:: Data for this exercise

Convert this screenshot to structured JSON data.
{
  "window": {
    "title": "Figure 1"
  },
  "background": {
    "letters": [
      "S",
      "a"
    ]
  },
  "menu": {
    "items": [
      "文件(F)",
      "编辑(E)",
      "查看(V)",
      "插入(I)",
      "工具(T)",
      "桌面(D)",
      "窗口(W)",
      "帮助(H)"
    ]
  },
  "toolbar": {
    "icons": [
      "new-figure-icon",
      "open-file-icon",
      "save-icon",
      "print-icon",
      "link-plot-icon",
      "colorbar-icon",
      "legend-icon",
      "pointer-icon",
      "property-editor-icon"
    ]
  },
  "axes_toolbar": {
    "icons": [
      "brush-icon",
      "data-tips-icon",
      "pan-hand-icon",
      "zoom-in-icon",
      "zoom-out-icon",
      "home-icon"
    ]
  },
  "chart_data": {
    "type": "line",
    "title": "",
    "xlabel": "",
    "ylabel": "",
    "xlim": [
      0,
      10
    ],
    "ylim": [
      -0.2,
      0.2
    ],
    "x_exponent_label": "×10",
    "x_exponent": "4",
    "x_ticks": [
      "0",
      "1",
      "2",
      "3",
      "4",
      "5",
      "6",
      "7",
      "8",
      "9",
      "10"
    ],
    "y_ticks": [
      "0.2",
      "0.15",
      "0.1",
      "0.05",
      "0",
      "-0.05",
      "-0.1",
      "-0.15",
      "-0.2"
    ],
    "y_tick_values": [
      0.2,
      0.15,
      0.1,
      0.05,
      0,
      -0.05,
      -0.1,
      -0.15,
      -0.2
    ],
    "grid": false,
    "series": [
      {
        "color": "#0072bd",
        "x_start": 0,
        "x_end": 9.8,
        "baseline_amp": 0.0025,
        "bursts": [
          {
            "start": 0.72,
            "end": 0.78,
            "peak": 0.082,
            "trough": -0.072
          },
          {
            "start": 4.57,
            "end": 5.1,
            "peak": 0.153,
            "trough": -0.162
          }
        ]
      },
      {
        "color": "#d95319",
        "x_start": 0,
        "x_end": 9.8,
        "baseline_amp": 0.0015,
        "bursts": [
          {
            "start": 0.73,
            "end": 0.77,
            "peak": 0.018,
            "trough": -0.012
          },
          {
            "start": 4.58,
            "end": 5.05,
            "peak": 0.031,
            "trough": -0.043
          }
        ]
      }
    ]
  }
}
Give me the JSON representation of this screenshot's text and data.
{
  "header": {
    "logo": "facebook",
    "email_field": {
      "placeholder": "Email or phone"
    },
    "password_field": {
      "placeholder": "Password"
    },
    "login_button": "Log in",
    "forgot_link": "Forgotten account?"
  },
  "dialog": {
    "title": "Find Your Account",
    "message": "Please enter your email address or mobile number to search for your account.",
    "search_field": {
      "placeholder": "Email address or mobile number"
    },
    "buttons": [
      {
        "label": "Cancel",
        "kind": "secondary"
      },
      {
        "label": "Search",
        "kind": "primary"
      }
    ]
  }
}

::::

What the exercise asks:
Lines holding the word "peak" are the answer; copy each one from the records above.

Written response:
            "peak": 0.082,
            "peak": 0.153,
            "peak": 0.018,
            "peak": 0.031,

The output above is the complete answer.